For the purposes of this post I’m going to posit that there are three types of people: those who never give to beggars, those who always do when they can, and those who don’t do it automatically, but can be persuaded from time to time. Assuming that you belong to the third category, and I think a lot of people do, what is it that persuades you in a given situation to reach into your pocket for some spare change?  I ask because I’ve noticed certain distinct national variations in begging techniques.

In the UK there seem to be two basic types – the typically British, reserved, polite, “Excuse me, would you mind terribly…”, and the more aggressive “Give me a cigarette you stingy bastard!” approach.

In Italy the technique is usually silent but much more visually striking, as stylised poses of supplication and down-troddenness are struck, so that you often think someone’s left a statue of the pietà laying in the street.

During travels in both India and Morocco I noticed that display of physical impairments were the preferred method,  often accompanied by rocking back and forth, rolling of eyes and moaning. I think that this kind of thing would probably be frowned upon as excessively immodest and vulgar in England.
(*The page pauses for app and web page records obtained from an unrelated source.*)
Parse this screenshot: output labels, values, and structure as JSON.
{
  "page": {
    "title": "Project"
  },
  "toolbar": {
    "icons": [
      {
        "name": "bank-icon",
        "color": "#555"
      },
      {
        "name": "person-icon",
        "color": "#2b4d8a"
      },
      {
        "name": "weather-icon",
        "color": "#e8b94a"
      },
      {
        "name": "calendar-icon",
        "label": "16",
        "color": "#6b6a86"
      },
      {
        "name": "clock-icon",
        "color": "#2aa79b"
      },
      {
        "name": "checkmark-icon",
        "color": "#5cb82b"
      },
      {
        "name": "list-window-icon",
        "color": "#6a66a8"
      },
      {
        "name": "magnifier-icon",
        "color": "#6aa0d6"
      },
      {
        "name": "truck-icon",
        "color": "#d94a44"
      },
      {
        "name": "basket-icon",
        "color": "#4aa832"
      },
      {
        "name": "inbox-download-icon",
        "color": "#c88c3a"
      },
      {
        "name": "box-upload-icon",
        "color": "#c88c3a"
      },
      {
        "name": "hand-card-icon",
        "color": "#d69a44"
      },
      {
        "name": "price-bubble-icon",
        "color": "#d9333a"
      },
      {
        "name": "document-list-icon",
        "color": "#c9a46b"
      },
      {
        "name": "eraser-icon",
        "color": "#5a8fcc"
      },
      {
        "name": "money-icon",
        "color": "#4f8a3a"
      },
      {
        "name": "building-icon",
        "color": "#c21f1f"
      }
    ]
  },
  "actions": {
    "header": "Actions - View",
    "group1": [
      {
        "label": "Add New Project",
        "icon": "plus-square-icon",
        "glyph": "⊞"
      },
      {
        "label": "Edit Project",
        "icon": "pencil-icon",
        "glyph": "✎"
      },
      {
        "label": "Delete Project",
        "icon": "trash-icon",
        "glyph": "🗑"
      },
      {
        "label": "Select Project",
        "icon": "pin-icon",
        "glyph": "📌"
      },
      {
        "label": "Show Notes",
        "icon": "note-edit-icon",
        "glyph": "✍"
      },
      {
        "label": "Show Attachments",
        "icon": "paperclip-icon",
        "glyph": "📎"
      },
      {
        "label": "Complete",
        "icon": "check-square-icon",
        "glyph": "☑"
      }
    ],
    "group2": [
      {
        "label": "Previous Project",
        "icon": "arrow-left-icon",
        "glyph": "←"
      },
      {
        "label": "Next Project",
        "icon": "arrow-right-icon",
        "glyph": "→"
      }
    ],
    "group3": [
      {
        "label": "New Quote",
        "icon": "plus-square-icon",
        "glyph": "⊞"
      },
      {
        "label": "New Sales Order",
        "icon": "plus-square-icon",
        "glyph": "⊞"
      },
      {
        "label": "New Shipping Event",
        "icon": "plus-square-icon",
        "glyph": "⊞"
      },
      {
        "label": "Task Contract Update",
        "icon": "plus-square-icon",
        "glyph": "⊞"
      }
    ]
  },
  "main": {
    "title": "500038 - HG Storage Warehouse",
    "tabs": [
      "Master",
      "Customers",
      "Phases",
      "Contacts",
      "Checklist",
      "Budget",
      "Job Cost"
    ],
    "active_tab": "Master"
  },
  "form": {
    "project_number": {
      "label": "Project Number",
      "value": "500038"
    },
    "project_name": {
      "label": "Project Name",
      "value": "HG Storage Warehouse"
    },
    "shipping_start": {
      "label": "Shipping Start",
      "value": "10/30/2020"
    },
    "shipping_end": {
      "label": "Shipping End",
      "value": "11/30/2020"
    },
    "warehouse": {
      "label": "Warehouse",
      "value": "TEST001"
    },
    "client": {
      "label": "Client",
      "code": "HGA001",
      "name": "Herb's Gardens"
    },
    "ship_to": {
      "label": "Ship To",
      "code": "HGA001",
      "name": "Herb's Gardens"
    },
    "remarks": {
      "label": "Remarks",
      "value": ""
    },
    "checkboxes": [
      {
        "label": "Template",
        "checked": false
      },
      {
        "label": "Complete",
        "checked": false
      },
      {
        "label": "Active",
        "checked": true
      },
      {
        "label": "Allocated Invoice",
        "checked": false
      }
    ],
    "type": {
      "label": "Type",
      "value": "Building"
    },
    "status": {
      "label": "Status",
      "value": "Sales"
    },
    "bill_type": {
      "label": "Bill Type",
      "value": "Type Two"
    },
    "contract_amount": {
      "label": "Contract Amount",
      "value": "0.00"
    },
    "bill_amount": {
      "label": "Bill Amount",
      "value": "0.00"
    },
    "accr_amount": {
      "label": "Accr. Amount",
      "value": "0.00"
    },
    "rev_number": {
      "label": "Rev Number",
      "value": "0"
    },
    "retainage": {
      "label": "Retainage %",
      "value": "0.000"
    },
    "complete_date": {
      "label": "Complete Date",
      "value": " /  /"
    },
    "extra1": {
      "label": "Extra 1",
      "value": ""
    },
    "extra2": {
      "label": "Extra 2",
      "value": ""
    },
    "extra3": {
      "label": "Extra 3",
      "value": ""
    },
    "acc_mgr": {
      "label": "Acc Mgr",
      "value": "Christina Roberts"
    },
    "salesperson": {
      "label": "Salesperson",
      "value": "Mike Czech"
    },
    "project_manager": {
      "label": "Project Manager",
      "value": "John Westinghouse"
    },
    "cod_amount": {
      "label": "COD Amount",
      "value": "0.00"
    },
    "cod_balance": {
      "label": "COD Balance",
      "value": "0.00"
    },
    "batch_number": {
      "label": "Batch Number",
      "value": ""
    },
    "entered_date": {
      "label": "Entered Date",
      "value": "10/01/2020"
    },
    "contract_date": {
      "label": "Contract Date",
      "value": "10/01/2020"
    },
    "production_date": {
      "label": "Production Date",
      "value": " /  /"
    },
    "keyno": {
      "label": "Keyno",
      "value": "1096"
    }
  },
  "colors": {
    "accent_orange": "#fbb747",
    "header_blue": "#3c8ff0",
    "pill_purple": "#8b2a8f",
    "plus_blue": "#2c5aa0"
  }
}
But the one that puzzles me is the one that seems to be favoured by beggars in the Brussels metro system. They’ll get on at your stop and, as the train starts to pull away, launch into their life story, inlcuding many of their ups and (mostly) downs. This routine has obviously been recited countless times and has therefore solidified into a set speech invariably delivered in a flat, monotonous drone. It’s invariably in a certain style of verbose, formal French which means that by the time the introduction (“Good evening ladies and gentlemen, allow me to introduce myself, my name is X and I find myself in the unfortunate situation of being homeless…”)  is over, the highlights of their life story have been related, and the closing remarks and salutation have been delivered (“I thank you for listening, ladies and gentlemen, and wish you a pleasant evening”) you’ve already travelled several stops, or maybe you’ve even already reached your destination.

I realise that it would be unfair to deny help to someone deserving of it simply because of their way of asking for it, but are Belgians really more likely to give a person delivering this kind of monologue a few coins, or would a simple “Excuse me, could you spare the price of a waffle” not suffice?